(Task instructions): Without any pictures, retype exactly the lines from the one with "Transcribe this image's" through the final line of the records.

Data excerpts
_ _ _ _

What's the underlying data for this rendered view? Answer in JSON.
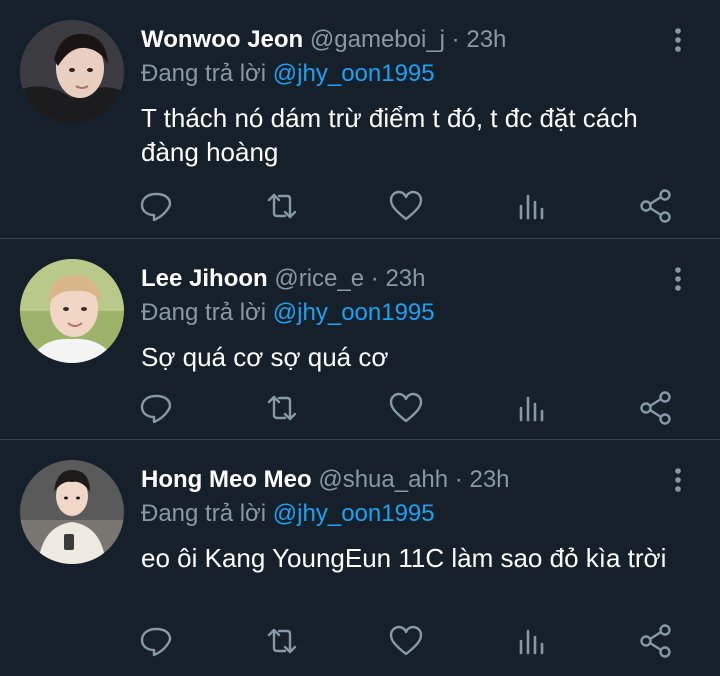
{
  "reply_prefix": "Đang trả lời",
  "colors": {
    "background": "#15202b",
    "divider": "#38444d",
    "secondary_text": "#8899a6",
    "mention": "#1da1f2",
    "icon": "#8899a6"
  },
  "tweets": [
    {
      "name": "Wonwoo Jeon",
      "handle": "@gameboi_j",
      "separator": "·",
      "time": "23h",
      "reply_to": "@jhy_oon1995",
      "text": "T thách nó dám trừ điểm t đó, t đc đặt cách đàng hoàng"
    },
    {
      "name": "Lee Jihoon",
      "handle": "@rice_e",
      "separator": "·",
      "time": "23h",
      "reply_to": "@jhy_oon1995",
      "text": "Sợ quá cơ sợ quá cơ"
    },
    {
      "name": "Hong Meo Meo",
      "handle": "@shua_ahh",
      "separator": "·",
      "time": "23h",
      "reply_to": "@jhy_oon1995",
      "text": "eo ôi Kang YoungEun 11C làm sao đỏ kìa trời"
    }
  ],
  "action_icons": [
    "reply-icon",
    "retweet-icon",
    "like-icon",
    "analytics-icon",
    "share-icon"
  ]
}
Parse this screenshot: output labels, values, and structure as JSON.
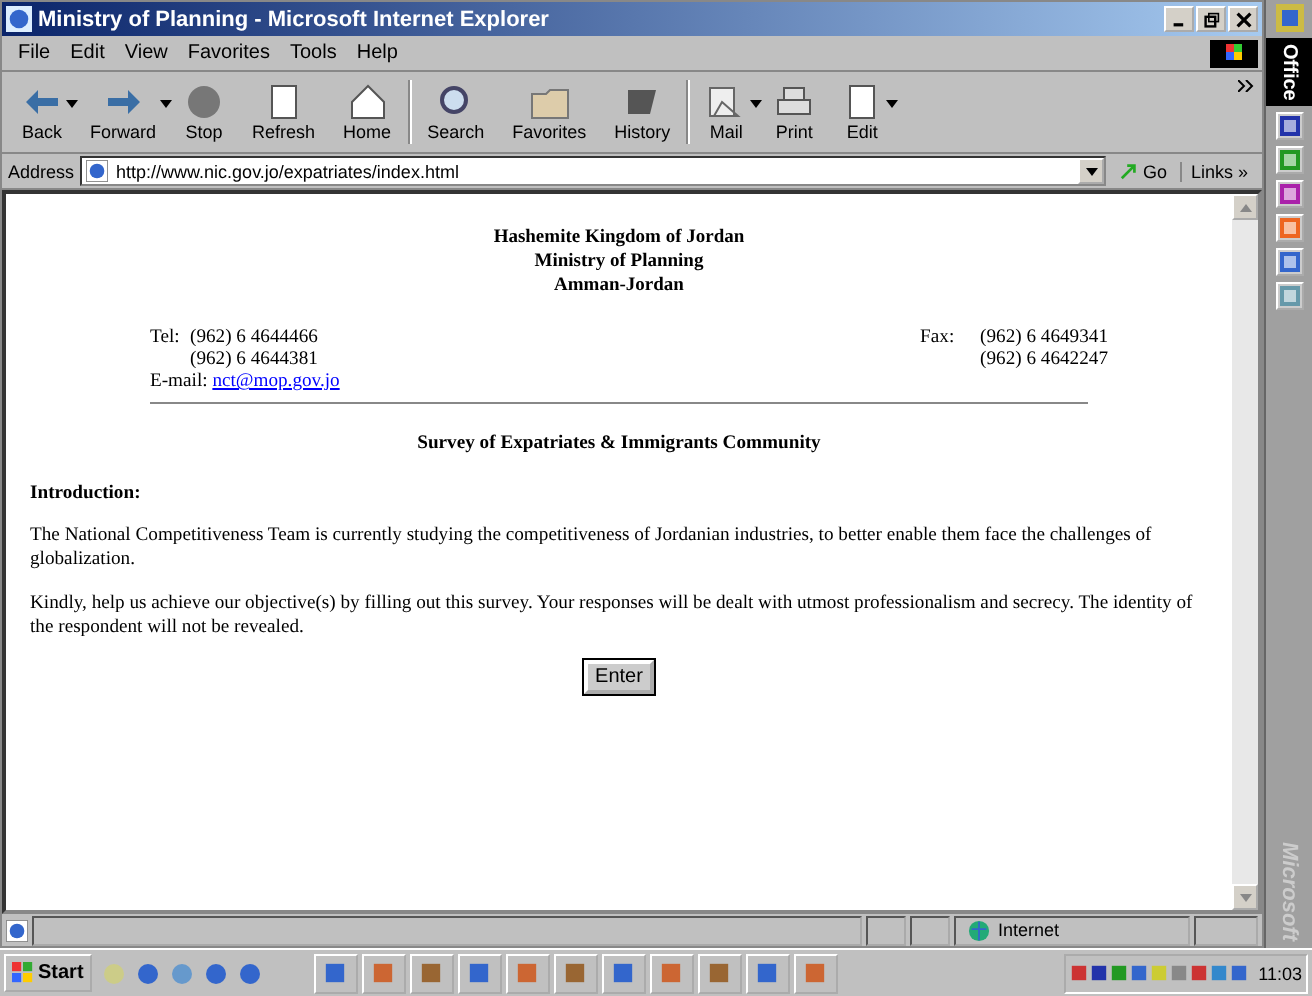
{
  "window": {
    "title": "Ministry of Planning - Microsoft Internet Explorer"
  },
  "menu": [
    "File",
    "Edit",
    "View",
    "Favorites",
    "Tools",
    "Help"
  ],
  "toolbar": [
    {
      "label": "Back",
      "kind": "back",
      "dropdown": true
    },
    {
      "label": "Forward",
      "kind": "forward",
      "dropdown": true
    },
    {
      "label": "Stop",
      "kind": "stop",
      "dropdown": false
    },
    {
      "label": "Refresh",
      "kind": "refresh",
      "dropdown": false
    },
    {
      "label": "Home",
      "kind": "home",
      "dropdown": false
    },
    {
      "label": "Search",
      "kind": "search",
      "dropdown": false
    },
    {
      "label": "Favorites",
      "kind": "favorites",
      "dropdown": false
    },
    {
      "label": "History",
      "kind": "history",
      "dropdown": false
    },
    {
      "label": "Mail",
      "kind": "mail",
      "dropdown": true
    },
    {
      "label": "Print",
      "kind": "print",
      "dropdown": false
    },
    {
      "label": "Edit",
      "kind": "edit",
      "dropdown": true
    }
  ],
  "address": {
    "label": "Address",
    "url": "http://www.nic.gov.jo/expatriates/index.html",
    "go": "Go",
    "links": "Links »"
  },
  "page": {
    "heading": [
      "Hashemite Kingdom of Jordan",
      "Ministry of Planning",
      "Amman-Jordan"
    ],
    "tel_label": "Tel:",
    "tel": [
      "(962) 6 4644466",
      "(962) 6 4644381"
    ],
    "email_label": "E-mail:",
    "email": "nct@mop.gov.jo",
    "fax_label": "Fax:",
    "fax": [
      "(962) 6 4649341",
      "(962) 6 4642247"
    ],
    "survey_title": "Survey of Expatriates & Immigrants Community",
    "intro_heading": "Introduction:",
    "paragraphs": [
      "The National Competitiveness Team is currently studying the competitiveness of Jordanian industries, to better enable them face the challenges of globalization.",
      "Kindly, help us achieve our objective(s) by filling out this survey. Your responses will be dealt with utmost professionalism and secrecy. The identity of the respondent will not be revealed."
    ],
    "enter_button": "Enter"
  },
  "status_bar": {
    "zone": "Internet"
  },
  "office_bar": {
    "title": "Office",
    "brand": "Microsoft"
  },
  "taskbar": {
    "start": "Start",
    "clock": "11:03"
  }
}
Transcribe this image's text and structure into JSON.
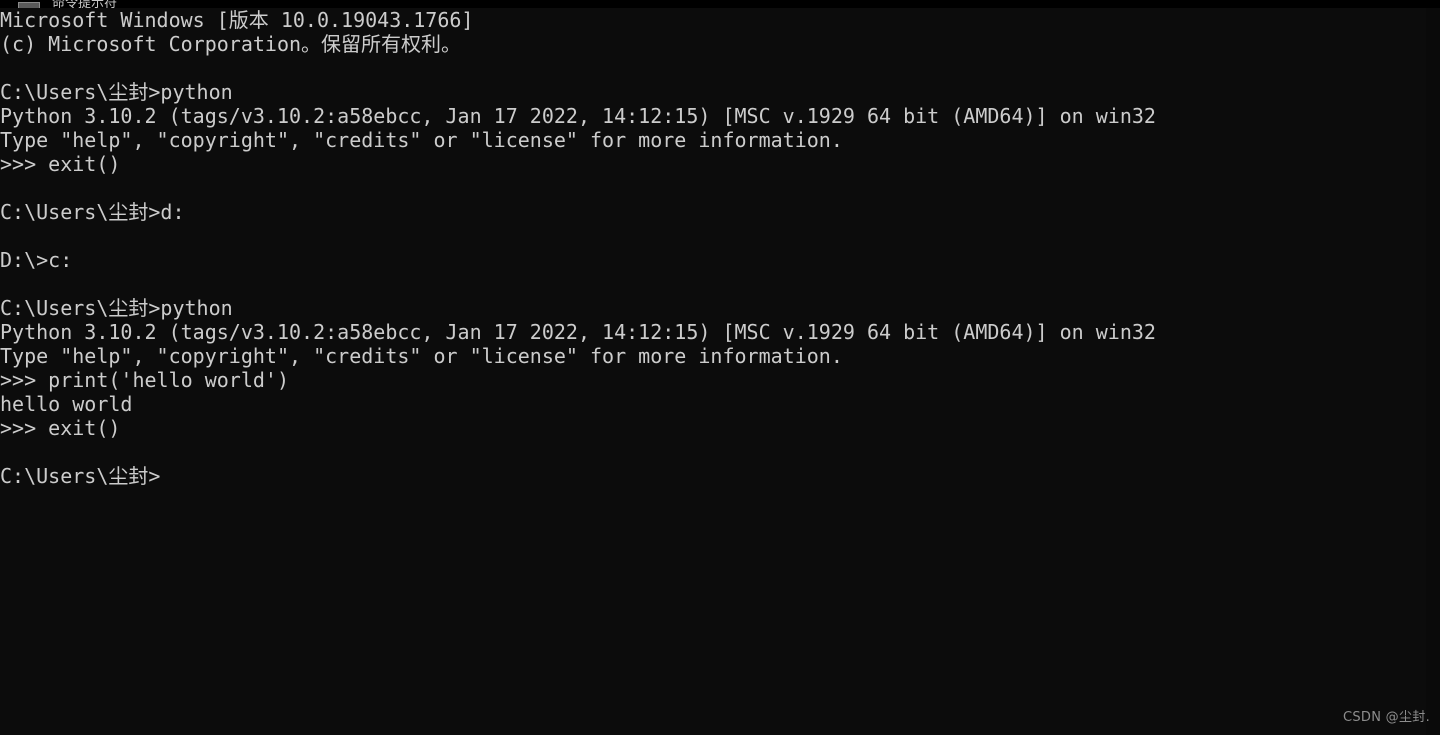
{
  "window": {
    "title": "命令提示符",
    "icon": "console-icon",
    "background_color": "#0c0c0c",
    "foreground_color": "#cccccc"
  },
  "terminal": {
    "lines": [
      "Microsoft Windows [版本 10.0.19043.1766]",
      "(c) Microsoft Corporation。保留所有权利。",
      "",
      "C:\\Users\\尘封>python",
      "Python 3.10.2 (tags/v3.10.2:a58ebcc, Jan 17 2022, 14:12:15) [MSC v.1929 64 bit (AMD64)] on win32",
      "Type \"help\", \"copyright\", \"credits\" or \"license\" for more information.",
      ">>> exit()",
      "",
      "C:\\Users\\尘封>d:",
      "",
      "D:\\>c:",
      "",
      "C:\\Users\\尘封>python",
      "Python 3.10.2 (tags/v3.10.2:a58ebcc, Jan 17 2022, 14:12:15) [MSC v.1929 64 bit (AMD64)] on win32",
      "Type \"help\", \"copyright\", \"credits\" or \"license\" for more information.",
      ">>> print('hello world')",
      "hello world",
      ">>> exit()",
      "",
      "C:\\Users\\尘封>"
    ]
  },
  "watermark": {
    "text": "CSDN @尘封."
  }
}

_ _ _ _

(Result for this task):
Transcribe this image's text and structure into JSON.
{
  "window": {
    "title": "命令提示符",
    "icon": "console-icon",
    "background_color": "#0c0c0c",
    "foreground_color": "#cccccc"
  },
  "terminal": {
    "lines": [
      "Microsoft Windows [版本 10.0.19043.1766]",
      "(c) Microsoft Corporation。保留所有权利。",
      "",
      "C:\\Users\\尘封>python",
      "Python 3.10.2 (tags/v3.10.2:a58ebcc, Jan 17 2022, 14:12:15) [MSC v.1929 64 bit (AMD64)] on win32",
      "Type \"help\", \"copyright\", \"credits\" or \"license\" for more information.",
      ">>> exit()",
      "",
      "C:\\Users\\尘封>d:",
      "",
      "D:\\>c:",
      "",
      "C:\\Users\\尘封>python",
      "Python 3.10.2 (tags/v3.10.2:a58ebcc, Jan 17 2022, 14:12:15) [MSC v.1929 64 bit (AMD64)] on win32",
      "Type \"help\", \"copyright\", \"credits\" or \"license\" for more information.",
      ">>> print('hello world')",
      "hello world",
      ">>> exit()",
      "",
      "C:\\Users\\尘封>"
    ]
  },
  "watermark": {
    "text": "CSDN @尘封."
  }
}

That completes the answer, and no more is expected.